→ **Record extracts**:
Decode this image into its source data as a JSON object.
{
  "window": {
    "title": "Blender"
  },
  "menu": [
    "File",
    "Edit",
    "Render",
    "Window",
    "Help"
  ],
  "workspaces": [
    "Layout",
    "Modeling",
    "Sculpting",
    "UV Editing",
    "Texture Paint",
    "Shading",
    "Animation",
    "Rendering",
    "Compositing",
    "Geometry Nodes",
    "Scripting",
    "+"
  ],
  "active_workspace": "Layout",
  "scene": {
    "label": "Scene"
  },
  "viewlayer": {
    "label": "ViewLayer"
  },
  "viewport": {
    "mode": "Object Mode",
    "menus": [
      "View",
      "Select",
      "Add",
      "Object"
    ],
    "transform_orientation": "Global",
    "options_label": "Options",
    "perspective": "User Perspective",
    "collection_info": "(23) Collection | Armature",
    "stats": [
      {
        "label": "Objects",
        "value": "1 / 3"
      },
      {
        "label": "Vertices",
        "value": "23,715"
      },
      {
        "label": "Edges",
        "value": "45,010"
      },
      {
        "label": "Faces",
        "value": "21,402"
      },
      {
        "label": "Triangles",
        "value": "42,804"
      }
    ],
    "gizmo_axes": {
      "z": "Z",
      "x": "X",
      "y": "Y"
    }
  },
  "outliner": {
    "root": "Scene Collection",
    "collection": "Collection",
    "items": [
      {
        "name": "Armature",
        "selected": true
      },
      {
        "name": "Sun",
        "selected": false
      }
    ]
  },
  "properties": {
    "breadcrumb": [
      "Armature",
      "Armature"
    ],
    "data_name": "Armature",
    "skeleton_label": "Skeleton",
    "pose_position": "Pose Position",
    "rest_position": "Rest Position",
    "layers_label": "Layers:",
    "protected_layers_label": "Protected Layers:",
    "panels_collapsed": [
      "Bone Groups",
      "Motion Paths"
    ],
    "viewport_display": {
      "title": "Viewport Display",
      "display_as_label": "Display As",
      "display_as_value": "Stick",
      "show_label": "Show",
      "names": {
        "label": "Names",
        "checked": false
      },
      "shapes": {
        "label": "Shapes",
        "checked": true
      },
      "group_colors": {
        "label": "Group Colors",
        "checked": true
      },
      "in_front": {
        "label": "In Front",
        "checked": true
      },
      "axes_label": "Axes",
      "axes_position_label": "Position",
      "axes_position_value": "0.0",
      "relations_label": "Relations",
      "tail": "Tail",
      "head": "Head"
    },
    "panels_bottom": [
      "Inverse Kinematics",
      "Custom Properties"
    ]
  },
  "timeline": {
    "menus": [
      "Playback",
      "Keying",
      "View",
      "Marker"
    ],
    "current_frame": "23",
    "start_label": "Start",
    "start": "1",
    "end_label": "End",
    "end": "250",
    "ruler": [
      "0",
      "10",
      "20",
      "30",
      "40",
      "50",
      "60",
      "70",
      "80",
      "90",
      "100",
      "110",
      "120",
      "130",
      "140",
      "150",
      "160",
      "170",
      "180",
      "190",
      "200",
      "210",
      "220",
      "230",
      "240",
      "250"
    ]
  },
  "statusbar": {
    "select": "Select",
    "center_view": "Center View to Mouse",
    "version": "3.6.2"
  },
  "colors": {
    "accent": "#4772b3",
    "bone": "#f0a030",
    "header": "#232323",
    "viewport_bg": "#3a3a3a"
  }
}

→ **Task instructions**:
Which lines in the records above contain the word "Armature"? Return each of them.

→ **Answer space**:
    "collection_info": "(23) Collection | Armature",
        "name": "Armature",
      "Armature",
      "Armature"
    "data_name": "Armature",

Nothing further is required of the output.